# Problem:
Report every line of the records beneath this task that holds the string "kind".

# Material for the task:
--------------------------------------------------

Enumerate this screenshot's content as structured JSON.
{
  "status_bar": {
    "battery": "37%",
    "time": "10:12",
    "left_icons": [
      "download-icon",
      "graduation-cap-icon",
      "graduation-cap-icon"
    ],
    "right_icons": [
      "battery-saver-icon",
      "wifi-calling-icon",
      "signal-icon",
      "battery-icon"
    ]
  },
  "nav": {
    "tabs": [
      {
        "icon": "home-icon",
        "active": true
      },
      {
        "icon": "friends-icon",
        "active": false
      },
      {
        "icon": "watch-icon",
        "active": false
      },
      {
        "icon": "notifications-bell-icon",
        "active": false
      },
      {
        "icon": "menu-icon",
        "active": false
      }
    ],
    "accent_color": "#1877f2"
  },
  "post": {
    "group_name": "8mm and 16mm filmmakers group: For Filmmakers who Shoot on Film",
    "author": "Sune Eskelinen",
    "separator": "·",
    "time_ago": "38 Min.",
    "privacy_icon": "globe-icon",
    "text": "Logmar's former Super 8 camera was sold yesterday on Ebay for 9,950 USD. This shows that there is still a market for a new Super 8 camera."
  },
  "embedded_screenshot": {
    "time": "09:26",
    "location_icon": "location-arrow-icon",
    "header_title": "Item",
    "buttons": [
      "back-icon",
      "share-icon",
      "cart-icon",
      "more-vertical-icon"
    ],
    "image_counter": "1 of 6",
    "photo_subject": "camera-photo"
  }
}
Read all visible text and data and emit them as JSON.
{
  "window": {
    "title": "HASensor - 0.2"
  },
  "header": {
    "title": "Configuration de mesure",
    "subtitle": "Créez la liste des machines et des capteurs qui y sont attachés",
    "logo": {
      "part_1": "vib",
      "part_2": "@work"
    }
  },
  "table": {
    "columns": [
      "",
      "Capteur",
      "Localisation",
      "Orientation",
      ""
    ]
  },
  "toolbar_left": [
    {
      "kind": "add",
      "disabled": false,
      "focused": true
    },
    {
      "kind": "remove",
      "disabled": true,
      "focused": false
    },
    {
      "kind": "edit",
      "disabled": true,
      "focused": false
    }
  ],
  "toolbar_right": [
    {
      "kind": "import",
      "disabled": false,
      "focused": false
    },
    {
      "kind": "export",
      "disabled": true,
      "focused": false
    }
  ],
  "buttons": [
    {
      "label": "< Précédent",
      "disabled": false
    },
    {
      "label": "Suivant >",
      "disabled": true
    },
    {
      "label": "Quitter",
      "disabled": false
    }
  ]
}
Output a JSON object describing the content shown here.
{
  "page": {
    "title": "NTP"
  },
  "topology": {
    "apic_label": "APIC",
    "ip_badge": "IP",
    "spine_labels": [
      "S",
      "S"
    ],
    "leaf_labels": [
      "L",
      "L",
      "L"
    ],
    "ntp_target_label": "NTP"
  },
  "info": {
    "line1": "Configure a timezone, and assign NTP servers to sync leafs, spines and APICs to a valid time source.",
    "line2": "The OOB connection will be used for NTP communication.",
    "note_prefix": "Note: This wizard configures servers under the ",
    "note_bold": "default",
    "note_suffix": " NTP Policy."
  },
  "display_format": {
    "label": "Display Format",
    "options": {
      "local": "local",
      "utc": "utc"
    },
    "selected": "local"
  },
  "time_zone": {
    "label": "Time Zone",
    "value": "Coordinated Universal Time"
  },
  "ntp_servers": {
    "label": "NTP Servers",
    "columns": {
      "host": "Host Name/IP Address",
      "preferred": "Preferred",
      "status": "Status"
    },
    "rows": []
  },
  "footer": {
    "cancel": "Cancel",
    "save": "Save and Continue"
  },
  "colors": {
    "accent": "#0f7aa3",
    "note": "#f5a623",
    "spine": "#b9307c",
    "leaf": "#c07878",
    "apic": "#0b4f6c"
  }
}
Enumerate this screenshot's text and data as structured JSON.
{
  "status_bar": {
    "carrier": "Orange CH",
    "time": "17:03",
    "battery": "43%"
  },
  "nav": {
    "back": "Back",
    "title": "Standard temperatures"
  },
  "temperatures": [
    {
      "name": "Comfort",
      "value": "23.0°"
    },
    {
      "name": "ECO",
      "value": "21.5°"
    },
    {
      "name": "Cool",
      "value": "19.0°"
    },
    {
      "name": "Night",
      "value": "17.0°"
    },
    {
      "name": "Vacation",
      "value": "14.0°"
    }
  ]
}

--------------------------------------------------

# Exercise response:
      "kind": "add",
      "kind": "remove",
      "kind": "edit",
      "kind": "import",
      "kind": "export",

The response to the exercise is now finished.